Tomorrow we are looking at chairs and a kitchen table in Santa Rosa. Looks like a cute little set. The only problem – once again – how do I fit this in my car? Strapping the table to the top of my small SUV doesn’t seem practical but I guess it’s better than renting a truck or a hauling service. Remember when we were moving to Portland and planned to use the company “Two Hunks and a Truck?” Well now I found someone who delivers Craigslists purchases, called “A Man with a Van” – amazing, isn’t it? No matter what you need, you can find it.  So if all else fails, or we can't quite get the table tied down securely, "the Man" will be getting a call from me.

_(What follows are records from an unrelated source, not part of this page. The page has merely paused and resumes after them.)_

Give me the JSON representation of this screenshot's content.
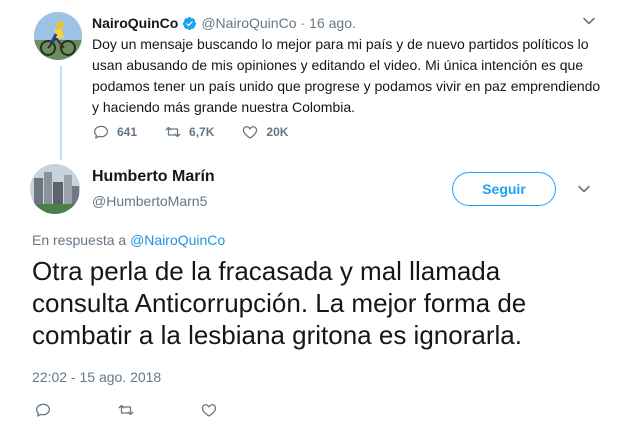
{
  "parent_tweet": {
    "display_name": "NairoQuinCo",
    "handle": "@NairoQuinCo",
    "separator": "·",
    "timestamp": "16 ago.",
    "text": "Doy un mensaje buscando lo mejor para mi país y de nuevo partidos políticos lo usan abusando de mis opiniones y editando el video. Mi única intención es que podamos tener un país unido que progrese y podamos vivir en paz emprendiendo y haciendo más grande nuestra Colombia.",
    "reply_count": "641",
    "retweet_count": "6,7K",
    "like_count": "20K",
    "verified": true
  },
  "main_tweet": {
    "display_name": "Humberto Marín",
    "handle": "@HumbertoMarn5",
    "follow_label": "Seguir",
    "reply_prefix": "En respuesta a",
    "reply_to": "@NairoQuinCo",
    "text": "Otra perla de la fracasada y mal llamada consulta Anticorrupción. La mejor forma de combatir a la lesbiana gritona es ignorarla.",
    "timestamp": "22:02 - 15 ago. 2018"
  },
  "colors": {
    "accent": "#1da1f2",
    "link": "#1b95e0",
    "muted": "#657786",
    "text": "#14171a",
    "thread_line": "#c4dcee"
  },
  "icons": [
    "reply-icon",
    "retweet-icon",
    "like-icon",
    "chevron-down-icon",
    "verified-badge-icon"
  ]
}
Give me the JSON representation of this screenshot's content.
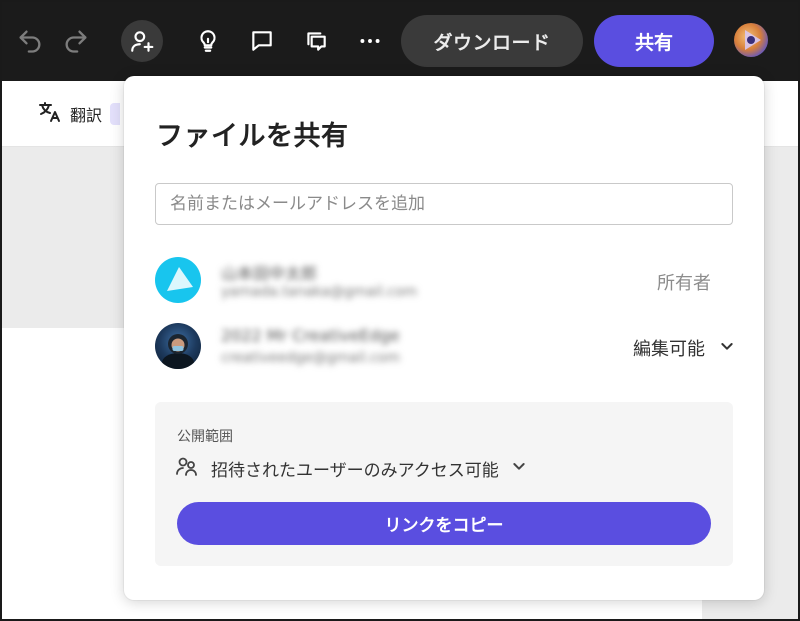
{
  "toolbar": {
    "download_label": "ダウンロード",
    "share_label": "共有",
    "icons": [
      "undo-icon",
      "redo-icon",
      "add-user-icon",
      "lightbulb-icon",
      "comment-icon",
      "comments-icon",
      "more-icon"
    ],
    "accent": "#5a4ee0"
  },
  "subbar": {
    "translate_label": "翻訳"
  },
  "dialog": {
    "title": "ファイルを共有",
    "input_placeholder": "名前またはメールアドレスを追加",
    "members": [
      {
        "name": "山本田中太郎",
        "email": "yamada.tanaka@gmail.com",
        "role": "所有者"
      },
      {
        "name": "2022 Mr CreativeEdge",
        "email": "creativeedge@gmail.com",
        "role": "編集可能"
      }
    ],
    "access": {
      "label": "公開範囲",
      "value": "招待されたユーザーのみアクセス可能",
      "copy_link_label": "リンクをコピー"
    }
  }
}
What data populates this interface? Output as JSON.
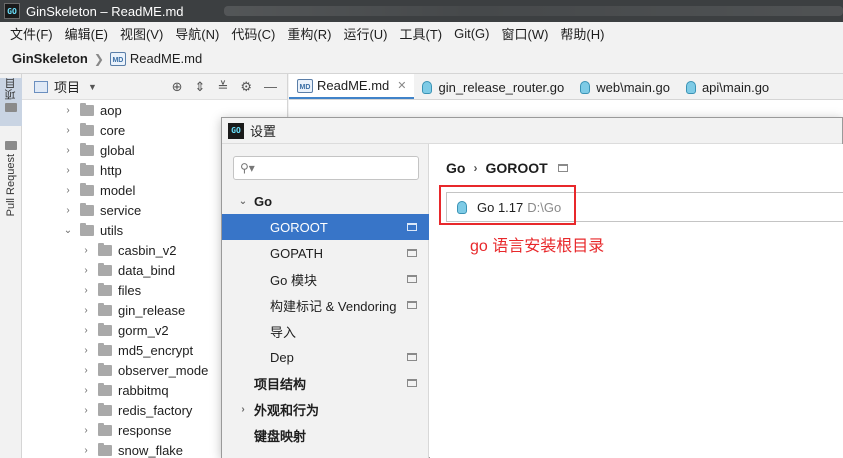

I believe that once I have acquired all of the home furnishings and adornments I feel necessary to make my space feel somewhat “complete” I could write a small book about my Craigslist adventures. The people that we have met have never failed to surprise me.  Sometimes that surprise is like “Oh, I love it, you shouldn’t have!” Feel good surprise, and sometimes it is more like, “OMG, how old is that milk I just guzzled right out of the carton??”  But one thing I really like is that everything comes with a story. And being a Feng Shui practitioner, everything has a heart and everyone has a story.  Some are worth hearing and other's can put you to sleep.  It's uncanny how you can get a positive or negative reaction almost immediately upon seeing the home, meeting the people, and seeing the actual item.  There has to be some kind of connection to all three.  When bringing something "used" back home it has to come with a pretty postive story.  And positive stories almost always include a very happy ending.